'I Lost 75% Of My Income Overnight': What It's Like To Be A Sex Worker During A Global Pandemic

Rebecca* has been an escort for over two years, but (like so many right now) she’s facing a whole new set of challenges.

Rebecca* has been an escort for over two years, but (like so many right now) she’s facing a whole new set of challenges as she tries to navigate the world post COVID-19. The very nature of her work is incompatible with social distancing and she can no longer see clients. Sex work is her only form of income, and she's lost 75% of that overnight. Yet she’s still one of the (relatively) lucky ones.
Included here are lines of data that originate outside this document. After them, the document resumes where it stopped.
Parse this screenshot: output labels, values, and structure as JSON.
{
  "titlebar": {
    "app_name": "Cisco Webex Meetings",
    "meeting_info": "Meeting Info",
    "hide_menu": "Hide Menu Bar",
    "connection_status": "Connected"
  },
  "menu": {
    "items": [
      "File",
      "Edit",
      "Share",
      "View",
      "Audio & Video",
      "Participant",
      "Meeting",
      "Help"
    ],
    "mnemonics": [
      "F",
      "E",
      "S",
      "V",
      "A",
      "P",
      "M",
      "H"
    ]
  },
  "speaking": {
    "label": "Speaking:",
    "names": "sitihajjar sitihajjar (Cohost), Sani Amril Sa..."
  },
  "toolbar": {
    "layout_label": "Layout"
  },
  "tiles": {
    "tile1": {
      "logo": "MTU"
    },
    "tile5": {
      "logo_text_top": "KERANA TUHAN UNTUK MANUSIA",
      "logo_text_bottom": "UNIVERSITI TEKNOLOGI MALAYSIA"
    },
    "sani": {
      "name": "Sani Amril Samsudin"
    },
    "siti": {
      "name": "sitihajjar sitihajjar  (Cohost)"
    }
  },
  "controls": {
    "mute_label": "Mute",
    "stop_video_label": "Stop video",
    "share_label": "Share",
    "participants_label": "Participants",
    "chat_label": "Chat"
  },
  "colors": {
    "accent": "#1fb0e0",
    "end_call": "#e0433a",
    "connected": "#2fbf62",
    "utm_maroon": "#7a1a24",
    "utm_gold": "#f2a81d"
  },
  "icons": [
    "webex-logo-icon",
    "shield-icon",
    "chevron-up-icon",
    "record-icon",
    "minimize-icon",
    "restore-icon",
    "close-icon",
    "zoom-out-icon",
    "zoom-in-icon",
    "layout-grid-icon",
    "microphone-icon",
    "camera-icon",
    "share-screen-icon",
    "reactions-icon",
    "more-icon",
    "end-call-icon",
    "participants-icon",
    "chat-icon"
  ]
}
In these times, she’s grateful for the network of independent sex workers like herself that she can reach out to. They support each other in this indefinite move from physical to online work. "When all this started, we knew that in-person visits were going to be off-the-table – for who knows how long – so that meant turning to an online market. If I had a question, I could just reach out to one of the other girls and ask them what they charge for a two-minute video."
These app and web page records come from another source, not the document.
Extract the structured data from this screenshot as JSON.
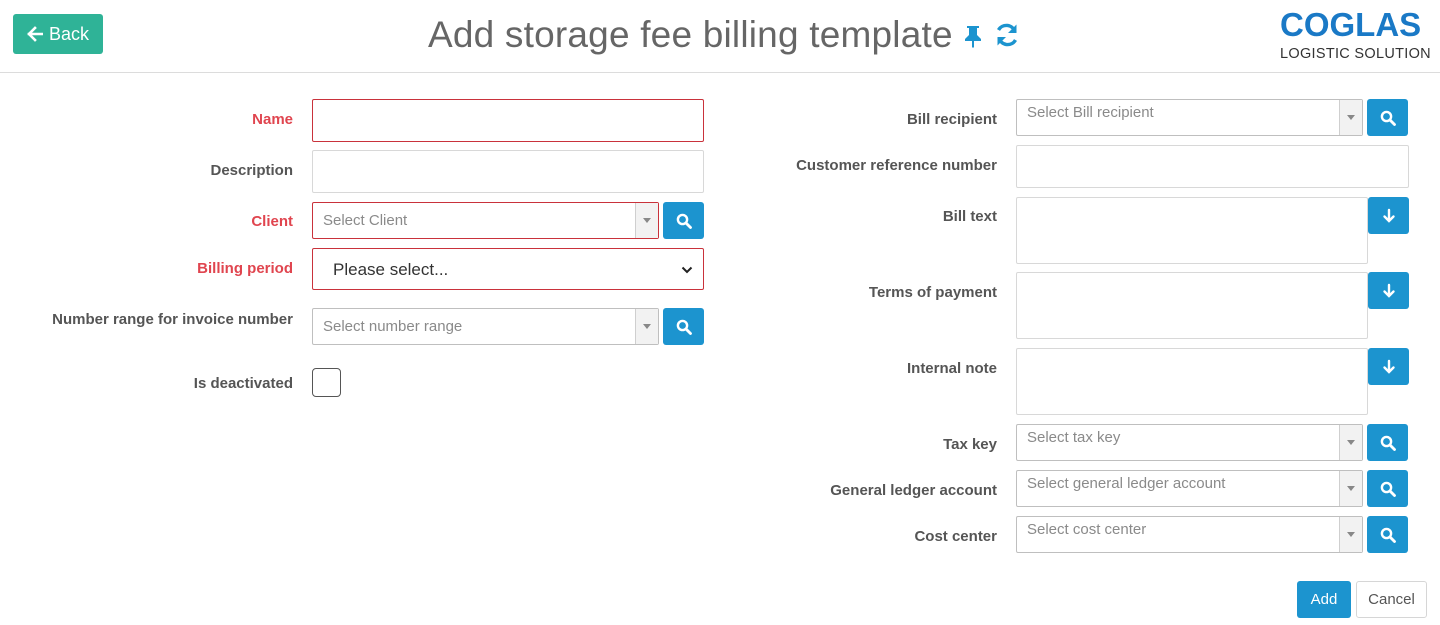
{
  "header": {
    "back_label": "Back",
    "title": "Add storage fee billing template",
    "logo_main": "COGLAS",
    "logo_sub": "LOGISTIC SOLUTION"
  },
  "left_form": {
    "name_label": "Name",
    "description_label": "Description",
    "client_label": "Client",
    "client_placeholder": "Select Client",
    "billing_period_label": "Billing period",
    "billing_period_value": "Please select...",
    "number_range_label": "Number range for invoice number",
    "number_range_placeholder": "Select number range",
    "is_deactivated_label": "Is deactivated"
  },
  "right_form": {
    "bill_recipient_label": "Bill recipient",
    "bill_recipient_placeholder": "Select Bill recipient",
    "customer_ref_label": "Customer reference number",
    "bill_text_label": "Bill text",
    "terms_label": "Terms of payment",
    "internal_note_label": "Internal note",
    "tax_key_label": "Tax key",
    "tax_key_placeholder": "Select tax key",
    "gl_account_label": "General ledger account",
    "gl_account_placeholder": "Select general ledger account",
    "cost_center_label": "Cost center",
    "cost_center_placeholder": "Select cost center"
  },
  "footer": {
    "add_label": "Add",
    "cancel_label": "Cancel"
  },
  "colors": {
    "primary": "#1c94cf",
    "back_button": "#2fb397",
    "required": "#e0454f",
    "logo": "#1a79c6"
  },
  "icons": [
    "arrow-left-icon",
    "pin-icon",
    "refresh-icon",
    "search-icon",
    "arrow-down-icon",
    "chevron-down-icon"
  ]
}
Rebecca says that although in-person bookings are now banned, that won’t stop everyone.

"There are sex workers [who] have no choice but to keep seeing clients. It’s literally a matter of working, or going hungry. Or, you know, they have pimps that'll force them to keep working."
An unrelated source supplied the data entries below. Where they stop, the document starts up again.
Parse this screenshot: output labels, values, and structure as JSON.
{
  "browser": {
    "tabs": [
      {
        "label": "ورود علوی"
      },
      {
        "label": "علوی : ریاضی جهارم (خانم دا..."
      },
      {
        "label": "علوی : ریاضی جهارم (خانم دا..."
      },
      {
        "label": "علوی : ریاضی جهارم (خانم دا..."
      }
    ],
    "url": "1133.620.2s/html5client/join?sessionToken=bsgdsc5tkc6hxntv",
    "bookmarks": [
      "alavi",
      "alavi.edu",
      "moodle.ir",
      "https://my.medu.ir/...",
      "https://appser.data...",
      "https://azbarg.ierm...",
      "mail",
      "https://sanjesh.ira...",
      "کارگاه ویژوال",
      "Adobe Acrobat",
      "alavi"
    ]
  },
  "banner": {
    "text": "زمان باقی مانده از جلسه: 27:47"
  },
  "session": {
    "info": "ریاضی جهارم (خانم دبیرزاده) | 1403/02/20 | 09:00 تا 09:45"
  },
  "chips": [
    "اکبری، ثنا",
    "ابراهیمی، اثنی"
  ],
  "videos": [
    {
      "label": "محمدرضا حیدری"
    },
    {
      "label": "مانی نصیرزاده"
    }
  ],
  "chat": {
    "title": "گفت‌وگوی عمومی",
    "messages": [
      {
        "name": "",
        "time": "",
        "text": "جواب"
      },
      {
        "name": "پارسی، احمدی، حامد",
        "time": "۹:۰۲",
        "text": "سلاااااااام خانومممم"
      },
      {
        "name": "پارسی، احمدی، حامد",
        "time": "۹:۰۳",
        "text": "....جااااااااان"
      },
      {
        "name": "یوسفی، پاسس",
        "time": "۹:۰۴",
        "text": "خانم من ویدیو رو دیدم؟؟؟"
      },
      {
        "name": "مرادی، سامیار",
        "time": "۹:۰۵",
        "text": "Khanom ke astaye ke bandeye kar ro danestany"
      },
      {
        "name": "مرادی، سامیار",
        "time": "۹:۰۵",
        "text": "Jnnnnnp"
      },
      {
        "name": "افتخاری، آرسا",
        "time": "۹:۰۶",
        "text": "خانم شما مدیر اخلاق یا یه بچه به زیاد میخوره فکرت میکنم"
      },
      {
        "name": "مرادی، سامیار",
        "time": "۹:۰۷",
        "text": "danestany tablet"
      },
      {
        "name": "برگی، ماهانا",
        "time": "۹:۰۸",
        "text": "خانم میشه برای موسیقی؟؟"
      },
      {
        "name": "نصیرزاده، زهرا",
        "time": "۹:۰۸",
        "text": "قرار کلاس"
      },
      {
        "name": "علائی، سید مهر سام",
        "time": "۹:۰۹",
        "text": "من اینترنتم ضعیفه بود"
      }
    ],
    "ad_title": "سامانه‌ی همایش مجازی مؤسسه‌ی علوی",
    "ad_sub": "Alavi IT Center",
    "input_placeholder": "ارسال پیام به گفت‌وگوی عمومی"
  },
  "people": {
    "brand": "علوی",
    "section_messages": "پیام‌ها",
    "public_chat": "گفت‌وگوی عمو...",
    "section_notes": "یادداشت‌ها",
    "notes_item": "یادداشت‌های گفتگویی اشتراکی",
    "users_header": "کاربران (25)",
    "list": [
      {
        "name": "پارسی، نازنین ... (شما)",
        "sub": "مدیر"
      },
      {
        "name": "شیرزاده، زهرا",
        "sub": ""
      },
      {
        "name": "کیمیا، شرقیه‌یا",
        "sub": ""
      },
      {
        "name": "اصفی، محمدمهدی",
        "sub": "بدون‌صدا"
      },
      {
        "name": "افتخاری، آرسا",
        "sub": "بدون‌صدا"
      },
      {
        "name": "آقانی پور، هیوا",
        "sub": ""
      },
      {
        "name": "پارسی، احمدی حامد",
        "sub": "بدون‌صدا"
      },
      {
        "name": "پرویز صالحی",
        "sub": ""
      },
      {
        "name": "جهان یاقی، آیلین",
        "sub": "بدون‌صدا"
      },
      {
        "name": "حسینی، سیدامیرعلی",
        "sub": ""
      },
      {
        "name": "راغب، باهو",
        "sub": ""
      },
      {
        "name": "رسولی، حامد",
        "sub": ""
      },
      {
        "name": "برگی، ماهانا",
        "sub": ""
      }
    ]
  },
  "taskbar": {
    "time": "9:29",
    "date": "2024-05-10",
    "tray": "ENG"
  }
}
People who are willing to see escorts in a pandemic are going to be less desirable clients, too.

"If a client is willing to break the law, or compromise your health, then they don’t care about safety. It gives them leverage over the escort too, so they could say, 'If you don’t do X, Y and Z with me at this price, then I can report you' – the implications are terrible."

The COVID-19 pandemic has only emphasised the stigma and discrimination sex workers face. Since the 27th of April, sole traders have been included in the Australian government’s economic response to the coronavirus, but this doesn't mean everyone will be able to access these benefits.

"A lot of sex workers don’t want the government to know they’re sex workers, and for good reason," Rebecca says. “Even in places where it’s legal, there’s still so much stigma; stigma from banks. Every time I go to the bank to deposit cash I am looked up and down, glared at and interrogated by staff about where the money came from. It’s deeply unpleasant and a great source of anxiety."

There's more: "It's hard to find an accountant, future loans can be compromised and renting is impossible. They see 'sex worker' on your forms – no way will they rent to you. Worse still are the implications for future custody battles. I've heard stories of women losing custody because they did sex work. You're left with no choice, you have to lie – which creates more stigma. It's an endless cycle."

These discriminations are underlined by astounding hypocrisy. "People are like, 'I'll watch porn but I don't want my neighbour to be an escort.' If you watch porn, you are a consumer of sex work. It's like as soon as they can't see the sex, it becomes a problem."

When the COVID-19 outbreak began, Rebecca moved her dates to Skype. "I've been having weekly Skype dates with a couple of my regulars. Some of these men are pretty lonely as it is, and they are struggling in lockdown. One of them told me our Friday catch-ups are the only thing that get him through the week."

She's noticed a shift in what her regulars want out of these meetings from straight-up sex to more general support and comfort. 

"The other week I bought a vibrator, and sent [name redacted] the remote. But he didn't want to use it, he just wanted to talk and drink wine. I feel like more of a companion these days. But it's affirming to know that I can offer them something more than just sex."

As for her online work, she's been creating custom content, but it's not easy.

"In some ways online work is far more demanding. You have to hustle way harder, for less money. Maintaining an OnlyFans and Snapchat requires constant updating and replying. You have to be on 24/7. I'm sick of taking photos of my snatch. When this started, I gave camming a go, but sometimes you'll only make $20US in a night. It's not worth it. And after a month on the cam sites, you lose the 'new girl' badge, which means your placement on the site takes a nosedive. It's just a really hard side of the business to crack."

The upside..? "I know how to take really good photos of my feet now. It's harder than you think!"

The Scarlett Alliance COVID-19 impact statement says: 'Sex workers' needs for privacy and to protect themselves and their loved ones from stigma and discrimination can make it difficult, and in some cases impossible, for them to account for prior earnings if they now need urgent Government support to survive.' You can donate to The Scarlet Alliance's emergency support fund here and read the full impact and response statement here.

*Names have been changed to protect the subject's privacy.

Written by Sophie Chandler. More from her here.